Robelle's team took two angles when it came to examining their data. Firstly, they looked from the perspective of the customer's shopping experience. Leveraging insights from past sales, they asked the broad question of, "How do customers shop our experiences and how do you optimize those experiences?"
How does a group of 5 people manage the same demand and workload the 19 people have done before? You can't, it's impossible!
Secondly, the team looked at the problem internally. From an operational standpoint they questioned, "How does a group of 5 people manage the same demand and workload the 19 people have done before?" coming to the conclusion that it would be impossible.
To overcome this hurdle, Robelle's team took an effective approach and understood "It was a matter of looking at the 20 percent that's really going to drive 80 percent of the business."
To ensure that everyone in the organization could follow and understand the e-commerce team's efforts, they set about improving communication and ultimately creating transparency on all levels of the company.
One example Robelle gives is an excel sheet that records all of the changes that occur on the website.
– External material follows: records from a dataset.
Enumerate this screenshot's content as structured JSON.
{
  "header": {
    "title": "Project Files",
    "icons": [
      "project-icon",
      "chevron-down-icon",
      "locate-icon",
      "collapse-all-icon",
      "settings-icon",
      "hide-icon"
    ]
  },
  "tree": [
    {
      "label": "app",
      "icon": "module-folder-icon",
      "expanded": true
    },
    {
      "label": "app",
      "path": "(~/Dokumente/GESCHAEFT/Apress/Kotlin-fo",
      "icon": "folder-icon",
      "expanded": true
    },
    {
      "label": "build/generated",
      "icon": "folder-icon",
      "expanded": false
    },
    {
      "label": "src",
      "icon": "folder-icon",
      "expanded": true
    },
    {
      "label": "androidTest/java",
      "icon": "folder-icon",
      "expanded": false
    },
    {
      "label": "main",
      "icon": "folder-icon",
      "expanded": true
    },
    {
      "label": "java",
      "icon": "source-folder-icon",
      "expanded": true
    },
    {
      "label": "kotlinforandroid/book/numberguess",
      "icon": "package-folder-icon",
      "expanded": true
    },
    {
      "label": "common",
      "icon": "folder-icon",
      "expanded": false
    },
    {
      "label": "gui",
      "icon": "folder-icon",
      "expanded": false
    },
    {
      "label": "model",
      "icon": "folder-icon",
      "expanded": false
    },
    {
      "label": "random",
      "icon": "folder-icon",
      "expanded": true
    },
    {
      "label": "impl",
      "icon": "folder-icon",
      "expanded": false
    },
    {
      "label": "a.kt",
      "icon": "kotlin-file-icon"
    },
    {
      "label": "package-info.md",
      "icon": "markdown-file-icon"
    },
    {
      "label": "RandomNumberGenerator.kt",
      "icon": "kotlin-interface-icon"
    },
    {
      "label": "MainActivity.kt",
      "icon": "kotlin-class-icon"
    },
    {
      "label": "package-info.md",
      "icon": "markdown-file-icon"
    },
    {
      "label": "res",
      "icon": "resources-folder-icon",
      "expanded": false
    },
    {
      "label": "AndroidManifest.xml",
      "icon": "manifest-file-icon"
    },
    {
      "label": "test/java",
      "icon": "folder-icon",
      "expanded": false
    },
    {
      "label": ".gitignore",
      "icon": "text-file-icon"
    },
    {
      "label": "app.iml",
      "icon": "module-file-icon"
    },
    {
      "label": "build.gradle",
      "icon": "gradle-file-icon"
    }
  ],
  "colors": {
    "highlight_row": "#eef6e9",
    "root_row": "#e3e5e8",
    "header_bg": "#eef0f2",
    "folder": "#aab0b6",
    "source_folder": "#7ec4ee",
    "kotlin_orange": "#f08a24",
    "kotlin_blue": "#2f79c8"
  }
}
This included homepage updates and all the different category updates.
The sheet was shared across the organization, with VPs, execs and the people e-commerce worked with on a daily basis like operations, project management, engineering and supply chain.
They're confident that our actions can drive revenue and growth for the company.
This document proved a useful collaboration tool as Robelle remembers, "I took the opportunity to present it at leadership meeting to make sure that they are aligned with what we're doing and it aligns with the overall company goal."
The company-wide document also built up the team's and the whole organization's confidence, acting as "a security blanket for a lot of people to know that they have access to what the site merchandising team is doing and they're confident that our actions can drive revenue and growth for the company."
From these lessons and experience, Robelle's team is planning to use the same strategy and improve on it. This holiday season, Robelle's (slightly enlarged) team will follow the same way of thinking, but further optimize and personalize the experience for their customers.
She also added that this time around, the team are looking into the possibilities of site search and how this tool can contribute to the buying journey and help to build out their brand story.